Thinking About Parallelism

Grant Fritchey continues his thoughts on parallelism:

Microsoft set the default value for the Cost Threshold for Parallelism back in the 1990s. They were developing SQL Server 2000. That means this value was determined as a good starting point for query plan costs over 17 years ago. In case you’re not aware, technology, T-SQL, SQL Server, and all the databases and database objects within them shifted, just a little, in the intervening 17 years. We can argue whether or not this value made sense as a starting point (and remember, the default settings are meant to be starting points covering a majority of cases, not a final immutable value) for determining your Cost Threshold for Parallelism 17 years ago. I think we can agree that it’s no longer even a good starting point.

For more thoughts, check out a prior post on figuring out the cost threshold.

Related Posts

Managing Central Management Server

Chrissy LeMaire shows how you can use dbatools to manage Central Management Server and registered servers: It’s a super useful feature that not all DBAs know about. Since CMS data is stored in msdb and accessible via SMO, you can access it from SQL Server Management Studio or PowerShell modules like dbatools. Central Management Server’s essential […]

Read More

Checking File Sizes In SQL Server
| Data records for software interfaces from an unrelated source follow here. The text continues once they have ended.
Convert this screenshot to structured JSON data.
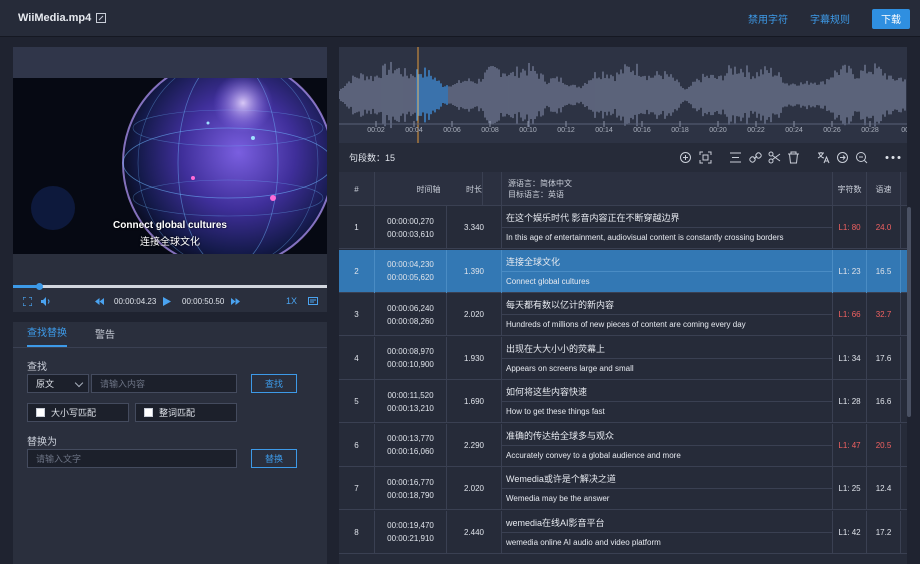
{
  "header": {
    "filename": "WiiMedia.mp4",
    "links": [
      "禁用字符",
      "字幕规则"
    ],
    "download_label": "下载"
  },
  "player": {
    "subtitle_en": "Connect global cultures",
    "subtitle_zh": "连接全球文化",
    "current_time": "00:00:04.23",
    "total_time": "00:00:50.50",
    "speed": "1X",
    "progress": 0.084
  },
  "search": {
    "tabs": [
      "查找替换",
      "警告"
    ],
    "find_label": "查找",
    "scope_value": "原文",
    "find_placeholder": "请输入内容",
    "find_button": "查找",
    "match_case": "大小写匹配",
    "whole_word": "整词匹配",
    "replace_label": "替换为",
    "replace_placeholder": "请输入文字",
    "replace_button": "替换"
  },
  "waveform": {
    "ticks": [
      "00:02",
      "00:04",
      "00:06",
      "00:08",
      "00:10",
      "00:12",
      "00:14",
      "00:16",
      "00:18",
      "00:20",
      "00:22",
      "00:24",
      "00:26",
      "00:28",
      "00:3"
    ]
  },
  "toolbar": {
    "segment_count": "句段数：15",
    "icons": [
      "add-segment-icon",
      "scan-icon",
      "align-icon",
      "link-icon",
      "scissors-icon",
      "trash-icon",
      "translate-icon",
      "arrow-right-icon",
      "search-zoom-icon",
      "more-icon"
    ]
  },
  "table": {
    "headers": {
      "index": "#",
      "timeline": "时间轴",
      "duration": "时长",
      "source_lang": "源语言：简体中文",
      "target_lang": "目标语言：英语",
      "char_count": "字符数",
      "speed": "语速"
    },
    "rows": [
      {
        "index": "1",
        "start": "00:00:00,270",
        "end": "00:00:03,610",
        "duration": "3.340",
        "zh": "在这个娱乐时代 影音内容正在不断穿越边界",
        "en": "In this age of entertainment, audiovisual content is constantly crossing borders",
        "chars": "L1: 80",
        "speed": "24.0",
        "warn": true
      },
      {
        "index": "2",
        "start": "00:00:04,230",
        "end": "00:00:05,620",
        "duration": "1.390",
        "zh": "连接全球文化",
        "en": "Connect global cultures",
        "chars": "L1: 23",
        "speed": "16.5",
        "warn": false,
        "selected": true
      },
      {
        "index": "3",
        "start": "00:00:06,240",
        "end": "00:00:08,260",
        "duration": "2.020",
        "zh": "每天都有数以亿计的新内容",
        "en": "Hundreds of millions of new pieces of content are coming every day",
        "chars": "L1: 66",
        "speed": "32.7",
        "warn": true
      },
      {
        "index": "4",
        "start": "00:00:08,970",
        "end": "00:00:10,900",
        "duration": "1.930",
        "zh": "出现在大大小小的荧幕上",
        "en": "Appears on screens large and small",
        "chars": "L1: 34",
        "speed": "17.6",
        "warn": false
      },
      {
        "index": "5",
        "start": "00:00:11,520",
        "end": "00:00:13,210",
        "duration": "1.690",
        "zh": "如何将这些内容快速",
        "en": "How to get these things fast",
        "chars": "L1: 28",
        "speed": "16.6",
        "warn": false
      },
      {
        "index": "6",
        "start": "00:00:13,770",
        "end": "00:00:16,060",
        "duration": "2.290",
        "zh": "准确的传达给全球多与观众",
        "en": "Accurately convey to a global audience and more",
        "chars": "L1: 47",
        "speed": "20.5",
        "warn": true
      },
      {
        "index": "7",
        "start": "00:00:16,770",
        "end": "00:00:18,790",
        "duration": "2.020",
        "zh": "Wemedia或许是个解决之道",
        "en": "Wemedia may be the answer",
        "chars": "L1: 25",
        "speed": "12.4",
        "warn": false
      },
      {
        "index": "8",
        "start": "00:00:19,470",
        "end": "00:00:21,910",
        "duration": "2.440",
        "zh": "wemedia在线AI影音平台",
        "en": "wemedia online AI audio and video platform",
        "chars": "L1: 42",
        "speed": "17.2",
        "warn": false
      }
    ]
  }
}
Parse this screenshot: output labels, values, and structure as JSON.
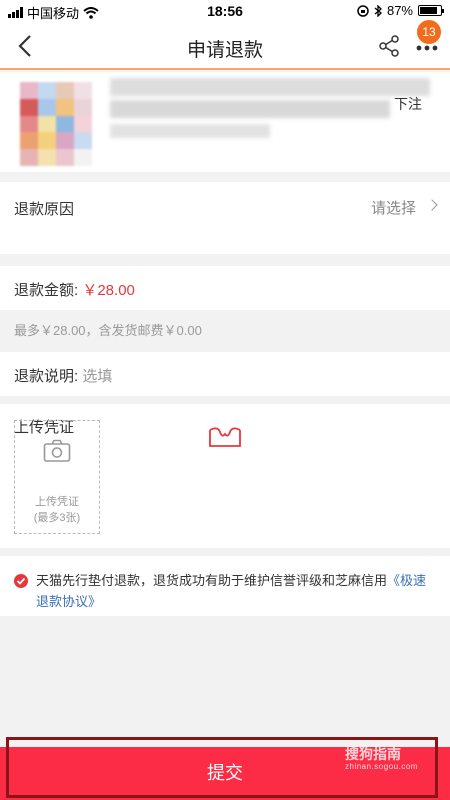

Andy Mallon looks back at a contribution by Junior DBA Andy, this one on checking file sizes: This is every DBA’s favorite game. Figuring out what DMV contains the data you want. It turns out there are two places that database file size info is maintained. Each database has sys.database_files which has information for that database. The […]

Read More

Categories

March 2017
MTWTFSS
« Feb Apr »
 12345
6789101112
13141516171819
20212223242526
2728293031